While I don’t remember the exact day of my diagnosis, I remember how quickly my health, or rather, lack thereof, became serious. All within one year (2006) my life completely changed.
Complications and failed treatments
I was diagnosed with UC; tried and failed the available treatments at the time including prednisone, Pentasa, methotrexate, and others; missed months of elementary school from being sick; and finally ended up in the hospital the day after Christmas with toxic megacolon (scary word, I know).
In a matter of 3 days, the doctors and surgeons talked with my parents about the options and what was happening. I didn’t have time to try any other medications. Nothing was helping and I was miserable.
Miserable symptoms of ulcerative colitis
Vomiting, bloody diarrhea, abdominal pain, NG tube, not able to eat. I just wanted it all to stop. Before I knew it, they were wheeling me to the operating room to have my entire colon removed and an ostomy placed as part of the J-pouch 3 step surgery.
That procedure absolutely saved my life but living as a 9-year-old with an ostomy and no colon was no easy feat. Thankfully, the year went well and at the end of it, my surgeons reversed my ostomy, created the J-pouch I now have and hooked me back up so I could poop like a “normal” kid!
Those challenges early in life really shaped my personality, outlook, and goals for myself. After being intimately involved in the medical system at that age, I knew I had to do something in the medical field as a career.
A bowel obstruction and feeling empowered
Fast forward to my senior year of high school – my life with UC and my J-pouch had been going well – then I experienced my first complication of UC post colectomy and J-pouch creation. I passed out during school and was transported to the hospital.
They found out my small intestine had twisted up over time and adhered to the inner wall of my abdomen, creating a small bowel obstruction that needed surgery to remove.

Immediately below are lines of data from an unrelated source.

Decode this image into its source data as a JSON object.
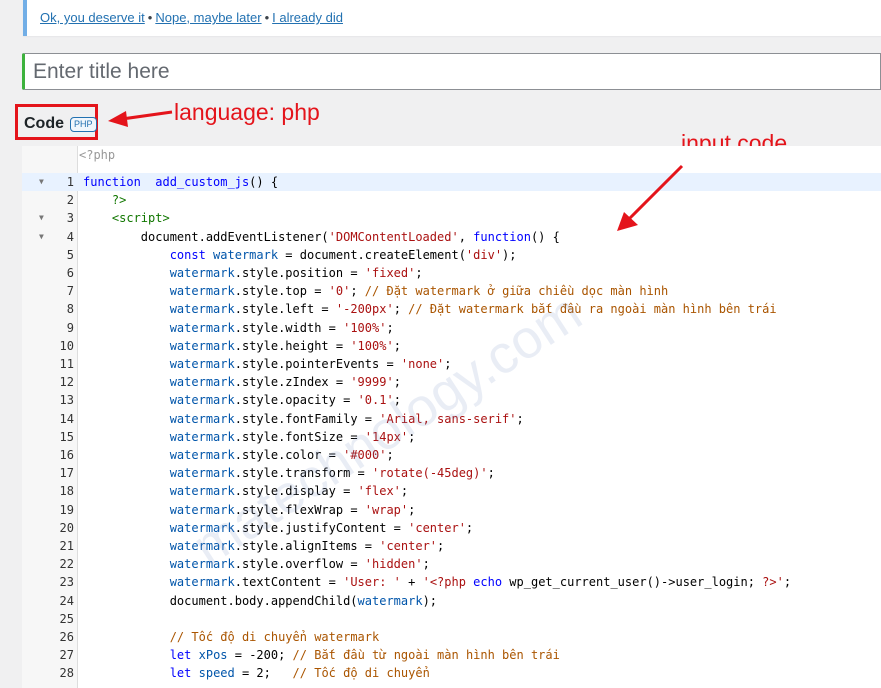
{
  "notice": {
    "links": [
      "Ok, you deserve it",
      "Nope, maybe later",
      "I already did"
    ],
    "separator": "•"
  },
  "title_field": {
    "placeholder": "Enter title here",
    "value": ""
  },
  "code_block": {
    "label": "Code",
    "language_badge": "PHP"
  },
  "annotations": {
    "language": "language: php",
    "input": "input code",
    "color": "#e4141b"
  },
  "watermark_overlay": "matechnology.com",
  "editor": {
    "php_open_tag": "<?php",
    "active_line": 1,
    "lines": [
      {
        "n": "1",
        "fold": true,
        "tokens": [
          [
            "kw",
            "function"
          ],
          [
            "",
            "  "
          ],
          [
            "def",
            "add_custom_js"
          ],
          [
            "",
            "() {"
          ]
        ]
      },
      {
        "n": "2",
        "fold": false,
        "tokens": [
          [
            "",
            "    "
          ],
          [
            "tag",
            "?>"
          ]
        ]
      },
      {
        "n": "3",
        "fold": true,
        "tokens": [
          [
            "",
            "    "
          ],
          [
            "tag",
            "<script>"
          ]
        ]
      },
      {
        "n": "4",
        "fold": true,
        "tokens": [
          [
            "",
            "        document.addEventListener("
          ],
          [
            "str",
            "'DOMContentLoaded'"
          ],
          [
            "",
            ", "
          ],
          [
            "kw",
            "function"
          ],
          [
            "",
            "() {"
          ]
        ]
      },
      {
        "n": "5",
        "fold": false,
        "tokens": [
          [
            "",
            "            "
          ],
          [
            "kw",
            "const"
          ],
          [
            "",
            ""
          ],
          [
            "var",
            " watermark"
          ],
          [
            "",
            " = document.createElement("
          ],
          [
            "str",
            "'div'"
          ],
          [
            "",
            ");"
          ]
        ]
      },
      {
        "n": "6",
        "fold": false,
        "tokens": [
          [
            "",
            "            "
          ],
          [
            "var",
            "watermark"
          ],
          [
            "",
            ".style.position = "
          ],
          [
            "str",
            "'fixed'"
          ],
          [
            "",
            ";"
          ]
        ]
      },
      {
        "n": "7",
        "fold": false,
        "tokens": [
          [
            "",
            "            "
          ],
          [
            "var",
            "watermark"
          ],
          [
            "",
            ".style.top = "
          ],
          [
            "str",
            "'0'"
          ],
          [
            "",
            "; "
          ],
          [
            "cm",
            "// Đặt watermark ở giữa chiều dọc màn hình"
          ]
        ]
      },
      {
        "n": "8",
        "fold": false,
        "tokens": [
          [
            "",
            "            "
          ],
          [
            "var",
            "watermark"
          ],
          [
            "",
            ".style.left = "
          ],
          [
            "str",
            "'-200px'"
          ],
          [
            "",
            "; "
          ],
          [
            "cm",
            "// Đặt watermark bắt đầu ra ngoài màn hình bên trái"
          ]
        ]
      },
      {
        "n": "9",
        "fold": false,
        "tokens": [
          [
            "",
            "            "
          ],
          [
            "var",
            "watermark"
          ],
          [
            "",
            ".style.width = "
          ],
          [
            "str",
            "'100%'"
          ],
          [
            "",
            ";"
          ]
        ]
      },
      {
        "n": "10",
        "fold": false,
        "tokens": [
          [
            "",
            "            "
          ],
          [
            "var",
            "watermark"
          ],
          [
            "",
            ".style.height = "
          ],
          [
            "str",
            "'100%'"
          ],
          [
            "",
            ";"
          ]
        ]
      },
      {
        "n": "11",
        "fold": false,
        "tokens": [
          [
            "",
            "            "
          ],
          [
            "var",
            "watermark"
          ],
          [
            "",
            ".style.pointerEvents = "
          ],
          [
            "str",
            "'none'"
          ],
          [
            "",
            ";"
          ]
        ]
      },
      {
        "n": "12",
        "fold": false,
        "tokens": [
          [
            "",
            "            "
          ],
          [
            "var",
            "watermark"
          ],
          [
            "",
            ".style.zIndex = "
          ],
          [
            "str",
            "'9999'"
          ],
          [
            "",
            ";"
          ]
        ]
      },
      {
        "n": "13",
        "fold": false,
        "tokens": [
          [
            "",
            "            "
          ],
          [
            "var",
            "watermark"
          ],
          [
            "",
            ".style.opacity = "
          ],
          [
            "str",
            "'0.1'"
          ],
          [
            "",
            ";"
          ]
        ]
      },
      {
        "n": "14",
        "fold": false,
        "tokens": [
          [
            "",
            "            "
          ],
          [
            "var",
            "watermark"
          ],
          [
            "",
            ".style.fontFamily = "
          ],
          [
            "str",
            "'Arial, sans-serif'"
          ],
          [
            "",
            ";"
          ]
        ]
      },
      {
        "n": "15",
        "fold": false,
        "tokens": [
          [
            "",
            "            "
          ],
          [
            "var",
            "watermark"
          ],
          [
            "",
            ".style.fontSize = "
          ],
          [
            "str",
            "'14px'"
          ],
          [
            "",
            ";"
          ]
        ]
      },
      {
        "n": "16",
        "fold": false,
        "tokens": [
          [
            "",
            "            "
          ],
          [
            "var",
            "watermark"
          ],
          [
            "",
            ".style.color = "
          ],
          [
            "str",
            "'#000'"
          ],
          [
            "",
            ";"
          ]
        ]
      },
      {
        "n": "17",
        "fold": false,
        "tokens": [
          [
            "",
            "            "
          ],
          [
            "var",
            "watermark"
          ],
          [
            "",
            ".style.transform = "
          ],
          [
            "str",
            "'rotate(-45deg)'"
          ],
          [
            "",
            ";"
          ]
        ]
      },
      {
        "n": "18",
        "fold": false,
        "tokens": [
          [
            "",
            "            "
          ],
          [
            "var",
            "watermark"
          ],
          [
            "",
            ".style.display = "
          ],
          [
            "str",
            "'flex'"
          ],
          [
            "",
            ";"
          ]
        ]
      },
      {
        "n": "19",
        "fold": false,
        "tokens": [
          [
            "",
            "            "
          ],
          [
            "var",
            "watermark"
          ],
          [
            "",
            ".style.flexWrap = "
          ],
          [
            "str",
            "'wrap'"
          ],
          [
            "",
            ";"
          ]
        ]
      },
      {
        "n": "20",
        "fold": false,
        "tokens": [
          [
            "",
            "            "
          ],
          [
            "var",
            "watermark"
          ],
          [
            "",
            ".style.justifyContent = "
          ],
          [
            "str",
            "'center'"
          ],
          [
            "",
            ";"
          ]
        ]
      },
      {
        "n": "21",
        "fold": false,
        "tokens": [
          [
            "",
            "            "
          ],
          [
            "var",
            "watermark"
          ],
          [
            "",
            ".style.alignItems = "
          ],
          [
            "str",
            "'center'"
          ],
          [
            "",
            ";"
          ]
        ]
      },
      {
        "n": "22",
        "fold": false,
        "tokens": [
          [
            "",
            "            "
          ],
          [
            "var",
            "watermark"
          ],
          [
            "",
            ".style.overflow = "
          ],
          [
            "str",
            "'hidden'"
          ],
          [
            "",
            ";"
          ]
        ]
      },
      {
        "n": "23",
        "fold": false,
        "tokens": [
          [
            "",
            "            "
          ],
          [
            "var",
            "watermark"
          ],
          [
            "",
            ".textContent = "
          ],
          [
            "str",
            "'User: '"
          ],
          [
            "",
            " + "
          ],
          [
            "str",
            "'<?php "
          ],
          [
            "kw",
            "echo"
          ],
          [
            "",
            " wp_get_current_user()->user_login; "
          ],
          [
            "str",
            "?>'"
          ],
          [
            "",
            ";"
          ]
        ]
      },
      {
        "n": "24",
        "fold": false,
        "tokens": [
          [
            "",
            "            document.body.appendChild("
          ],
          [
            "var",
            "watermark"
          ],
          [
            "",
            ");"
          ]
        ]
      },
      {
        "n": "25",
        "fold": false,
        "tokens": [
          [
            "",
            ""
          ]
        ]
      },
      {
        "n": "26",
        "fold": false,
        "tokens": [
          [
            "",
            "            "
          ],
          [
            "cm",
            "// Tốc độ di chuyển watermark"
          ]
        ]
      },
      {
        "n": "27",
        "fold": false,
        "tokens": [
          [
            "",
            "            "
          ],
          [
            "kw",
            "let"
          ],
          [
            "var",
            " xPos"
          ],
          [
            "",
            " = -200; "
          ],
          [
            "cm",
            "// Bắt đầu từ ngoài màn hình bên trái"
          ]
        ]
      },
      {
        "n": "28",
        "fold": false,
        "tokens": [
          [
            "",
            "            "
          ],
          [
            "kw",
            "let"
          ],
          [
            "var",
            " speed"
          ],
          [
            "",
            " = 2;   "
          ],
          [
            "cm",
            "// Tốc độ di chuyển"
          ]
        ]
      }
    ]
  }
}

I had a wonderful female surgeon who sat down with me to fully explain what had happened, what the treatment was and answered all the questions I had. That was one of the first times I was actively participating in the management of my ulcerative colitis and felt so empowered by that doctor.
How my experiences with ulcerative colitis shaped my future
I now deal with chronic antibiotic-resistant refractory pouchitis for which I take Entyvio.
My journey with UC also played a large part in where I am academically – currently completing my first year of medical school! I hope to be able to provide care to my patients from a perspective of really understanding what it is like to live with a chronic illness. Thank you for reading my story.
How open are you about being diagnosed with IBD?